Among the entries below, count the lines holding the string "Global". Respond with the number alone.

Records from a data collection ::
Content starts
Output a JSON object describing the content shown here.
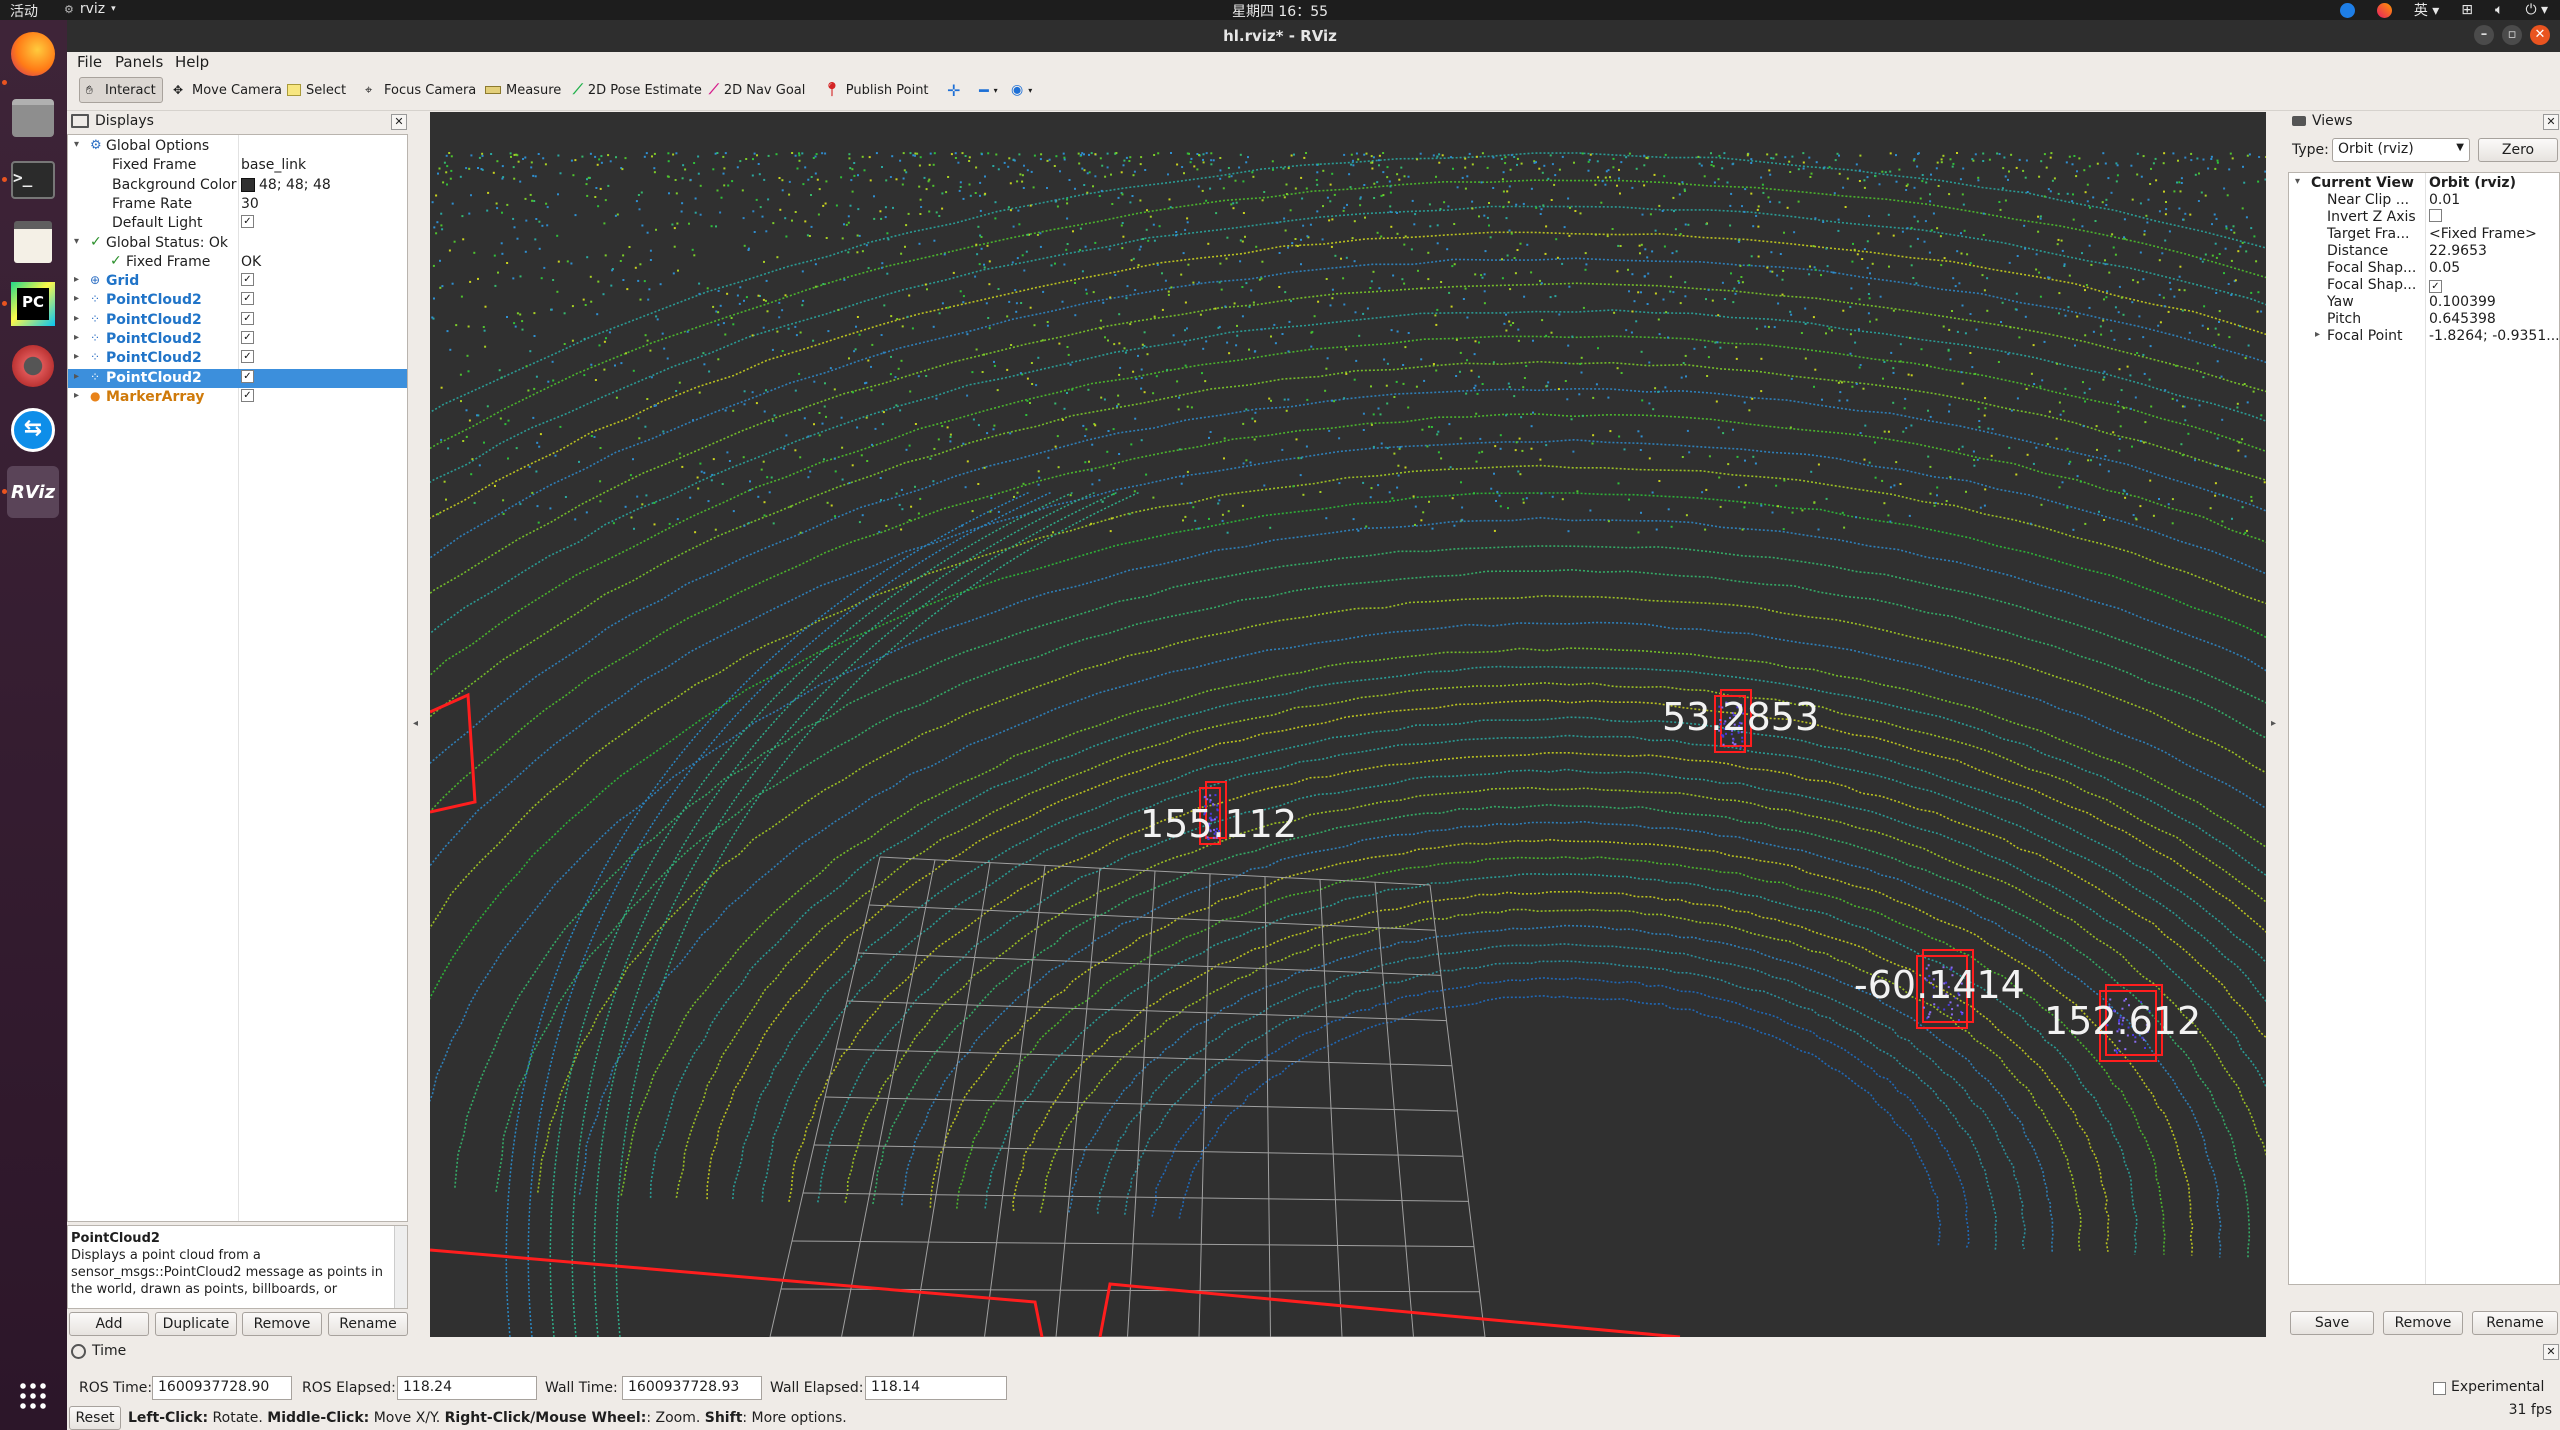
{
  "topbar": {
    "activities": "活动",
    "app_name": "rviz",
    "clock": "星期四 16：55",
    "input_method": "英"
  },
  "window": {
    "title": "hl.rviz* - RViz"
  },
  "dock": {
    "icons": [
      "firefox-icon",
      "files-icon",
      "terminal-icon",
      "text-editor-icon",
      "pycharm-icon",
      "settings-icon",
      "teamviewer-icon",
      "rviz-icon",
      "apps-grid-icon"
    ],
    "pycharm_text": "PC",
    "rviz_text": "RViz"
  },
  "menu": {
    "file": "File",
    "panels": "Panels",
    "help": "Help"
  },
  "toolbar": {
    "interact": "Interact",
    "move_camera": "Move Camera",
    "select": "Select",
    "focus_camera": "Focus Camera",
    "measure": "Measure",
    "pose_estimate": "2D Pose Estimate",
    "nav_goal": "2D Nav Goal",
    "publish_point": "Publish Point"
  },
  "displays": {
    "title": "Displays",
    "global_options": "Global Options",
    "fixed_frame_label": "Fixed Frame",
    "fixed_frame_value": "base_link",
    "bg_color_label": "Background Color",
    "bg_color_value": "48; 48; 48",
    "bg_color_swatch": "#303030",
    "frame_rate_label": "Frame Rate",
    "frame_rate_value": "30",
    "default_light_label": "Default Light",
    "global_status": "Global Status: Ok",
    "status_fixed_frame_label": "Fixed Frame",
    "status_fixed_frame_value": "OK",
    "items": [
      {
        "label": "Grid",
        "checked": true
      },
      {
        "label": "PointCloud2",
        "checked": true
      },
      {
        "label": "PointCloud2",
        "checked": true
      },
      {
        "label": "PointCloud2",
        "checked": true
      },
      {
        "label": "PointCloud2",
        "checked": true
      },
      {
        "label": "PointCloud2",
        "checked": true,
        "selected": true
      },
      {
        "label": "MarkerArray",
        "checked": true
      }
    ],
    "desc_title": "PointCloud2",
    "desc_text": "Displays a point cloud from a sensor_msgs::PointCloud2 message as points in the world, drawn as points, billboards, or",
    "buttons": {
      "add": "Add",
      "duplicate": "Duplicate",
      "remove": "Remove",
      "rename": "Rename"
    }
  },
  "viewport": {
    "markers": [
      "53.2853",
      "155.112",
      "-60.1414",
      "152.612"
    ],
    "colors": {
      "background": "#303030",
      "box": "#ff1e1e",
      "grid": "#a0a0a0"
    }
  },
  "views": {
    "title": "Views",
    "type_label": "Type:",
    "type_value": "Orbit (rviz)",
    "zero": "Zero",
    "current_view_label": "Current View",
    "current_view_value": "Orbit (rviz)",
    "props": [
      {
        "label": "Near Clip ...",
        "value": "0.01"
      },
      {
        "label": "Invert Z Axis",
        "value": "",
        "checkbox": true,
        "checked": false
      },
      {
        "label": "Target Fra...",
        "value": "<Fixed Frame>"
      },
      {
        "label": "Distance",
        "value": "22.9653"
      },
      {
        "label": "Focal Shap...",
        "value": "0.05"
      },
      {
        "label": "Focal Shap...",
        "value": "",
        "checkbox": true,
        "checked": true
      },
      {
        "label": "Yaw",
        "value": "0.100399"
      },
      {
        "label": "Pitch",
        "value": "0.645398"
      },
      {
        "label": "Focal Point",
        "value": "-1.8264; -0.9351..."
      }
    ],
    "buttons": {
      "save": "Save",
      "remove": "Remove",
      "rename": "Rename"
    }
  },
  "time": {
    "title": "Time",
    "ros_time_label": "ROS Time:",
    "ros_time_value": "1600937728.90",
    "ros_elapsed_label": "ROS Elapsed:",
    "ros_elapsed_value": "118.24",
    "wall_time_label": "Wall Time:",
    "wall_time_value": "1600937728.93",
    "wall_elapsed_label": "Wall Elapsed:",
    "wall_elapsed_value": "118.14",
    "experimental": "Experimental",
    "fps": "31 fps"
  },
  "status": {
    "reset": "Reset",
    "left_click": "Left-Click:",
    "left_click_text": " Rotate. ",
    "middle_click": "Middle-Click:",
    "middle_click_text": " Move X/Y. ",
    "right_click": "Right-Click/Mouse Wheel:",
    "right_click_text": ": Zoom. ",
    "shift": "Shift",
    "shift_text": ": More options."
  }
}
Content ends
SOLUTION ::
2